Interface dataset entries:

■ ■ ■ ■

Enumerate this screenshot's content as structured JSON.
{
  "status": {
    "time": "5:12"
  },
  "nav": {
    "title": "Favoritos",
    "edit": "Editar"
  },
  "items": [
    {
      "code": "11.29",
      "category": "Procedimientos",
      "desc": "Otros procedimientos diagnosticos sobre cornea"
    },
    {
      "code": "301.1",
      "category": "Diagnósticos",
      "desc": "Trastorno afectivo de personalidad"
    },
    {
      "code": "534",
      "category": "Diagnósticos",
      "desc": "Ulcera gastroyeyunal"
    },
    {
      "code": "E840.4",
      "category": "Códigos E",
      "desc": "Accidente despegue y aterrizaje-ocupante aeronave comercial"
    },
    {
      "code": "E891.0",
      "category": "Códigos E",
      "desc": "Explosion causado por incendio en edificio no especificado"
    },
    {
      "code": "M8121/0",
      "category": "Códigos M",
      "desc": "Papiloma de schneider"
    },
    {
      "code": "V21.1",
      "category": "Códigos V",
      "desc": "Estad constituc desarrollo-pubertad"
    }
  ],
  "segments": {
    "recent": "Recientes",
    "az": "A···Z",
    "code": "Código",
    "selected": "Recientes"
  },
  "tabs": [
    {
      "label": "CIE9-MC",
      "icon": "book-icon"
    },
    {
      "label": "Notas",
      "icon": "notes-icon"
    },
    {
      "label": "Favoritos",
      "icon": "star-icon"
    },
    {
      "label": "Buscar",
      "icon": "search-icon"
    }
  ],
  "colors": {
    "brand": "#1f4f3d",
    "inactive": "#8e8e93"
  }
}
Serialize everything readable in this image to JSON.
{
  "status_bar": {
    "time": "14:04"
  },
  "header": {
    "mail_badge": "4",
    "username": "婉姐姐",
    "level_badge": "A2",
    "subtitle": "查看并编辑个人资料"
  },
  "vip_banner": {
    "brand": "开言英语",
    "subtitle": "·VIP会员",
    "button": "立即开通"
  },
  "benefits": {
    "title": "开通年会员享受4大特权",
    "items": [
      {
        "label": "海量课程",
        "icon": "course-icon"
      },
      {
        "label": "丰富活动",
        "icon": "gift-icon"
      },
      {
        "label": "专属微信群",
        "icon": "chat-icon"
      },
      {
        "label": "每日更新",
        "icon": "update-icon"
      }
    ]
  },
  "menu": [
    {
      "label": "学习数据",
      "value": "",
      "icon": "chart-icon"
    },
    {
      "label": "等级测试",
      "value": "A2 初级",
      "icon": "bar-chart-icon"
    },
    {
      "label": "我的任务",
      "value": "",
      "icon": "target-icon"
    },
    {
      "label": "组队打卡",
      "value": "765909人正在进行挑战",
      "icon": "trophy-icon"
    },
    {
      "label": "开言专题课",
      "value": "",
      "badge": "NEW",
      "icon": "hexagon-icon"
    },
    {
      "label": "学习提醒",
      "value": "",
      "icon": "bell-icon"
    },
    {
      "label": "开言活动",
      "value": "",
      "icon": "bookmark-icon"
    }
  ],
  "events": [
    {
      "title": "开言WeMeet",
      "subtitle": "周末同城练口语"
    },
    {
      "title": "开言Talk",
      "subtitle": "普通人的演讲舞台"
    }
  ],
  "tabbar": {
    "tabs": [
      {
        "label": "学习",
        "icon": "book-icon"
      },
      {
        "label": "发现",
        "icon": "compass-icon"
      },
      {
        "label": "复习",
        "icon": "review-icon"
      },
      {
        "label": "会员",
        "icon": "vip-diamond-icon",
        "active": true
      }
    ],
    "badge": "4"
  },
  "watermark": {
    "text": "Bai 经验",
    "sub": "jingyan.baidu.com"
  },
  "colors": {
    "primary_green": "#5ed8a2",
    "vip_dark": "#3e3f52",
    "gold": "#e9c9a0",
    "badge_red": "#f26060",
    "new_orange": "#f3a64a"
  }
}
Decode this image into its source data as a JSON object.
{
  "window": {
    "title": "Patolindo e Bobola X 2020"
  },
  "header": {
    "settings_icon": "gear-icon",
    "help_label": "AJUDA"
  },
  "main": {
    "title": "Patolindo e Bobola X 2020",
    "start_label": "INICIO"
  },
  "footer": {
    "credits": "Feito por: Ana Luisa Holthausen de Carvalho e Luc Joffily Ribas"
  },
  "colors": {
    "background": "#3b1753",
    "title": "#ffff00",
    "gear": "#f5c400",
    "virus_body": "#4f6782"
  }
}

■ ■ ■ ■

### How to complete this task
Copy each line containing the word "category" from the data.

### Answer section
      "category": "Procedimientos",
      "category": "Diagnósticos",
      "category": "Diagnósticos",
      "category": "Códigos E",
      "category": "Códigos E",
      "category": "Códigos M",
      "category": "Códigos V",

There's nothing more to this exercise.